Cultural Studies PhD candidate Austin Gallas recently published an article in the Journal of the History of Sexuality. Titled "The Price of the Ride in New York City: Sex, Taxis, and Entrepreneurial Resilience in the Dry Season of 1919," the article comes out of Austin's doctoral research into undercover surveillance, police reform, and sexual commerce in turn-of-the-century New York City.
Read the full abstract below:
"This paper considers the shifting roles played by the taxi driver and the taxicab within New York City’s commercial sexual economy in the months before and after the onset of wartime prohibition in July 1919. An examination of undercover investigation reports produced by the Committee of Fourteen (COF, 1905–1932), an influential anti-vice organization operating in New York City, illustrates that taxicabs were regularly used as spaces for sex, while cabbies facilitated and profited from the commercial sex trade in numerous ways as procurers, intermediaries, and possessors of market knowledge. As the COF’s investigation reports reveal, sex workers and commercial intermediaries responded to heightened policing, the loss of commercial spaces previously used to conduct business, and other practical and commercial challenges with impressive entrepreneurial resilience. Sex workers continued to operate despite repressive wartime conditions by cultivating small-scale commercial networks, devising means to evade detection and circumvent legal barriers, and utilizing emergent technologies like the automobile and the telephone in innovative ways."

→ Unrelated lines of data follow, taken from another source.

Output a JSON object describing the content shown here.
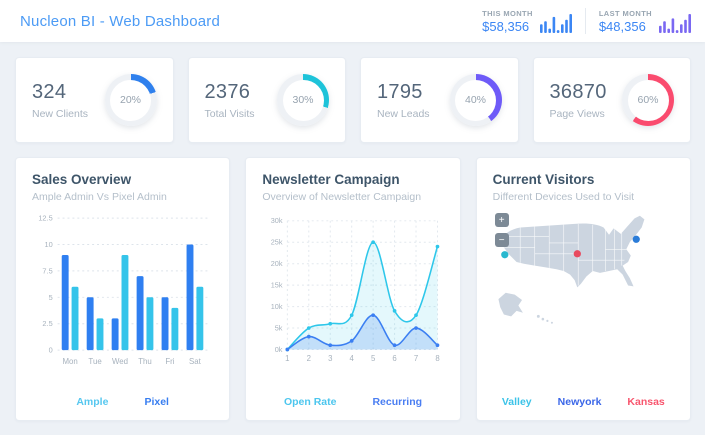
{
  "header": {
    "title": "Nucleon BI - Web Dashboard",
    "stats": [
      {
        "label": "THIS MONTH",
        "value": "$58,356",
        "color": "#3b86f4",
        "spark": [
          6,
          8,
          3,
          11,
          2,
          6,
          9,
          13
        ]
      },
      {
        "label": "LAST MONTH",
        "value": "$48,356",
        "color": "#7a68f2",
        "spark": [
          5,
          8,
          3,
          10,
          2,
          6,
          9,
          13
        ]
      }
    ]
  },
  "stat_cards": [
    {
      "value": "324",
      "label": "New Clients",
      "percent": 20,
      "percent_label": "20%",
      "color": "#2f80ed"
    },
    {
      "value": "2376",
      "label": "Total Visits",
      "percent": 30,
      "percent_label": "30%",
      "color": "#1ec3d9"
    },
    {
      "value": "1795",
      "label": "New Leads",
      "percent": 40,
      "percent_label": "40%",
      "color": "#6e5bf8"
    },
    {
      "value": "36870",
      "label": "Page Views",
      "percent": 60,
      "percent_label": "60%",
      "color": "#fa4b6e"
    }
  ],
  "sales": {
    "title": "Sales Overview",
    "subtitle": "Ample Admin Vs Pixel Admin",
    "chart_data": {
      "type": "bar",
      "categories": [
        "Mon",
        "Tue",
        "Wed",
        "Thu",
        "Fri",
        "Sat"
      ],
      "series": [
        {
          "name": "Pixel",
          "color": "#2f7ff1",
          "values": [
            9,
            5,
            3,
            7,
            5,
            10
          ]
        },
        {
          "name": "Ample",
          "color": "#35c4ea",
          "values": [
            6,
            3,
            9,
            5,
            4,
            6
          ]
        }
      ],
      "ylim": [
        0,
        12.5
      ],
      "yticks": [
        0,
        2.5,
        5,
        7.5,
        10,
        12.5
      ],
      "grid": "dashed-horizontal",
      "legend_position": "bottom"
    },
    "legend": [
      {
        "label": "Ample",
        "color": "#56c7ef"
      },
      {
        "label": "Pixel",
        "color": "#377df0"
      }
    ]
  },
  "newsletter": {
    "title": "Newsletter Campaign",
    "subtitle": "Overview of Newsletter Campaign",
    "chart_data": {
      "type": "line",
      "x": [
        1,
        2,
        3,
        4,
        5,
        6,
        7,
        8
      ],
      "series": [
        {
          "name": "Open Rate",
          "color": "#2ec7ea",
          "fill": "rgba(46,199,234,0.13)",
          "values": [
            0,
            5,
            6,
            8,
            25,
            9,
            8,
            24
          ]
        },
        {
          "name": "Recurring",
          "color": "#3b7ff2",
          "fill": "rgba(59,127,242,0.20)",
          "values": [
            0,
            3,
            1,
            2,
            8,
            1,
            5,
            1
          ]
        }
      ],
      "ylim": [
        0,
        30
      ],
      "yticks": [
        "0k",
        "5k",
        "10k",
        "15k",
        "20k",
        "25k",
        "30k"
      ],
      "grid": "dashed-both",
      "smooth": true,
      "area": true,
      "legend_position": "bottom"
    },
    "legend": [
      {
        "label": "Open Rate",
        "color": "#4cc6ee"
      },
      {
        "label": "Recurring",
        "color": "#4a7ef2"
      }
    ]
  },
  "visitors": {
    "title": "Current Visitors",
    "subtitle": "Different Devices Used to Visit",
    "zoom_in_label": "+",
    "zoom_out_label": "−",
    "markers": [
      {
        "label": "Valley",
        "color": "#29b8cf",
        "x": 13,
        "y": 46
      },
      {
        "label": "Kansas",
        "color": "#e84a5f",
        "x": 93,
        "y": 45
      },
      {
        "label": "Newyork",
        "color": "#2b7cd8",
        "x": 158,
        "y": 29
      }
    ],
    "legend": [
      {
        "label": "Valley",
        "color": "#3bc3e8"
      },
      {
        "label": "Newyork",
        "color": "#3a66e8"
      },
      {
        "label": "Kansas",
        "color": "#f8566e"
      }
    ]
  }
}
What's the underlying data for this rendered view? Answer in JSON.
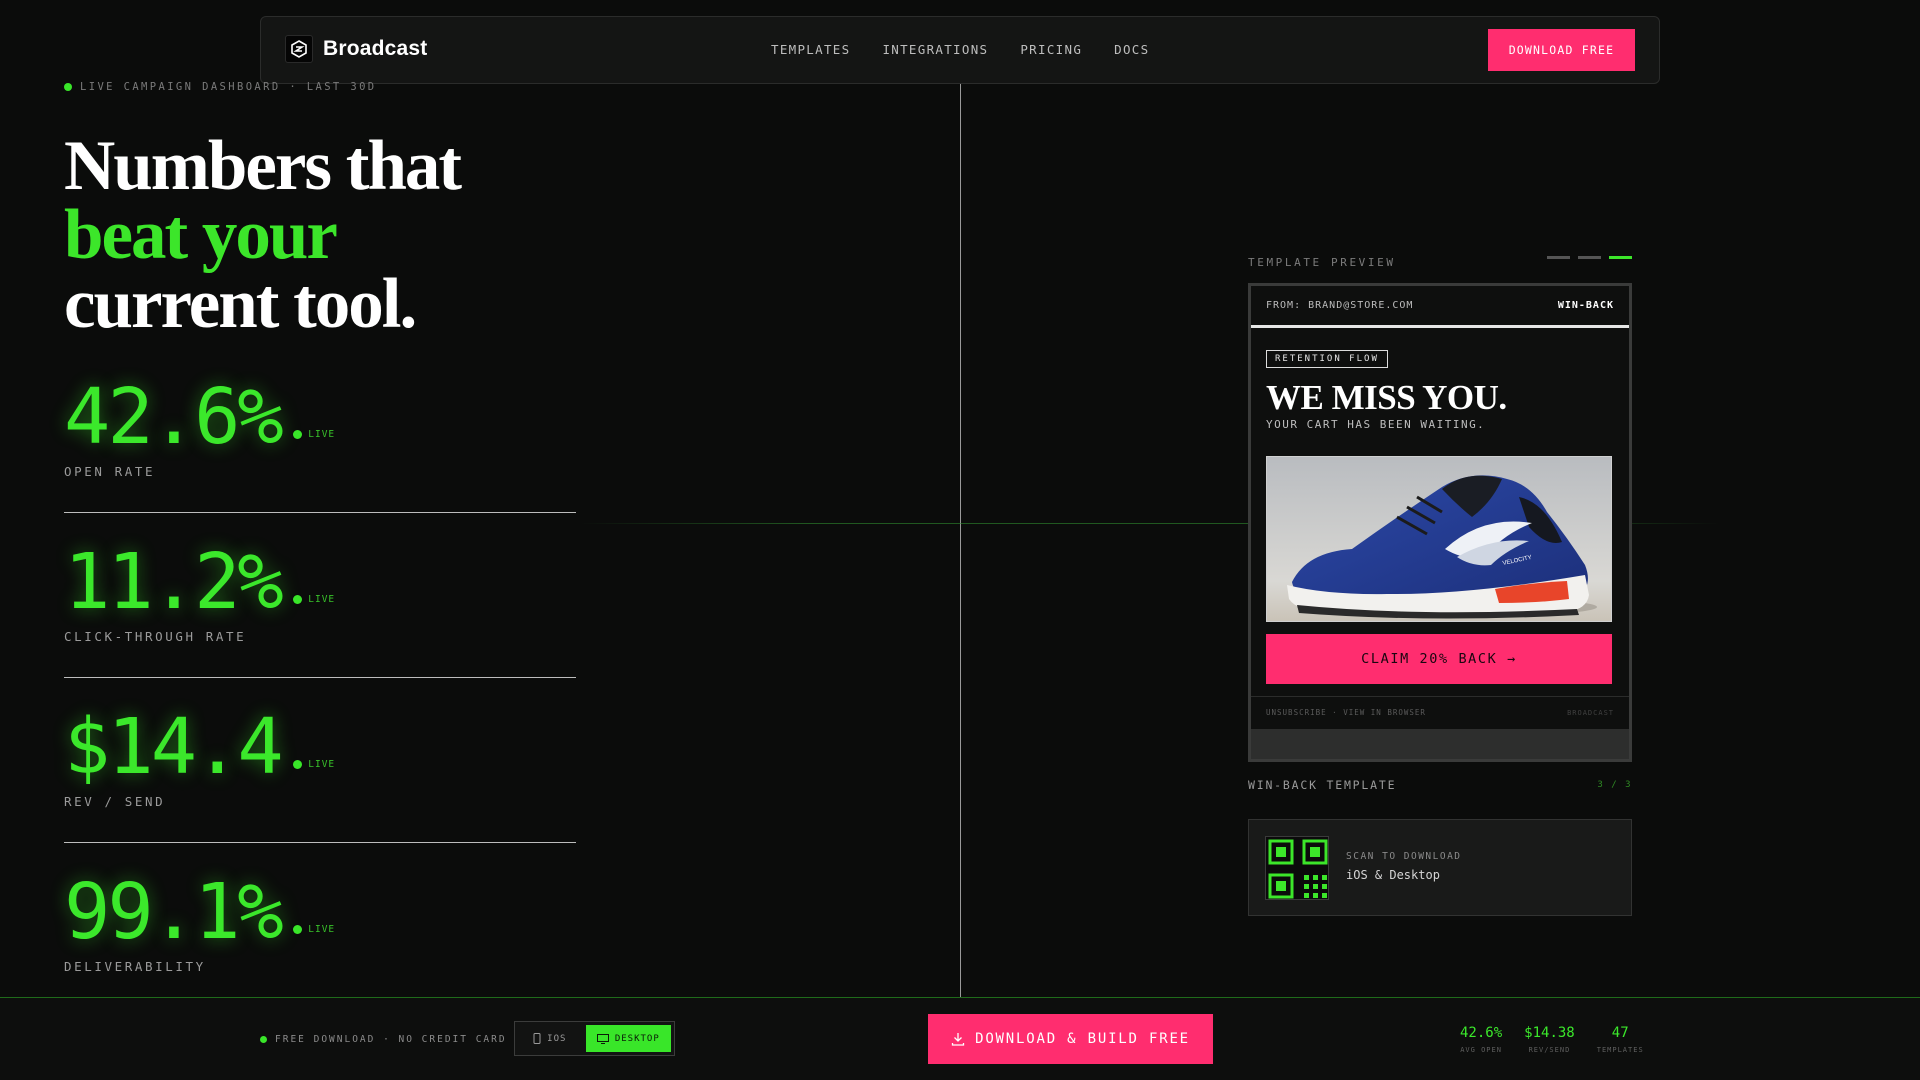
{
  "nav": {
    "brand": "Broadcast",
    "links": [
      "TEMPLATES",
      "INTEGRATIONS",
      "PRICING",
      "DOCS"
    ],
    "cta": "DOWNLOAD FREE"
  },
  "hero": {
    "eyebrow": "LIVE CAMPAIGN DASHBOARD · LAST 30D",
    "headline_line1": "Numbers that",
    "headline_line2": "beat your",
    "headline_line3": "current tool."
  },
  "metrics": [
    {
      "value": "42.6%",
      "live": "LIVE",
      "label": "OPEN RATE"
    },
    {
      "value": "11.2%",
      "live": "LIVE",
      "label": "CLICK-THROUGH RATE"
    },
    {
      "value": "$14.4",
      "live": "LIVE",
      "label": "REV / SEND"
    },
    {
      "value": "99.1%",
      "live": "LIVE",
      "label": "DELIVERABILITY"
    }
  ],
  "preview": {
    "title": "TEMPLATE PREVIEW",
    "active_page": 3,
    "email": {
      "from": "FROM: BRAND@STORE.COM",
      "tag": "WIN-BACK",
      "badge": "RETENTION FLOW",
      "heading": "WE MISS YOU.",
      "subheading": "YOUR CART HAS BEEN WAITING.",
      "shoe_brand": "VELOCITY",
      "cta": "CLAIM 20% BACK →",
      "footer_links": "UNSUBSCRIBE · VIEW IN BROWSER",
      "footer_brand": "BROADCAST"
    },
    "template_name": "WIN-BACK TEMPLATE",
    "template_count": "3 / 3",
    "qr": {
      "label": "SCAN TO DOWNLOAD",
      "value": "iOS & Desktop"
    }
  },
  "bottombar": {
    "note": "FREE DOWNLOAD · NO CREDIT CARD",
    "platform_ios": "IOS",
    "platform_desktop": "DESKTOP",
    "cta": "DOWNLOAD & BUILD FREE",
    "stats": [
      {
        "value": "42.6%",
        "label": "AVG OPEN"
      },
      {
        "value": "$14.38",
        "label": "REV/SEND"
      },
      {
        "value": "47",
        "label": "TEMPLATES"
      }
    ]
  },
  "colors": {
    "accent_green": "#3ce62a",
    "accent_pink": "#ff2d6f",
    "background": "#0b0c0b"
  }
}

Please reach out to Austin for further questions and comments!
April 15, 2022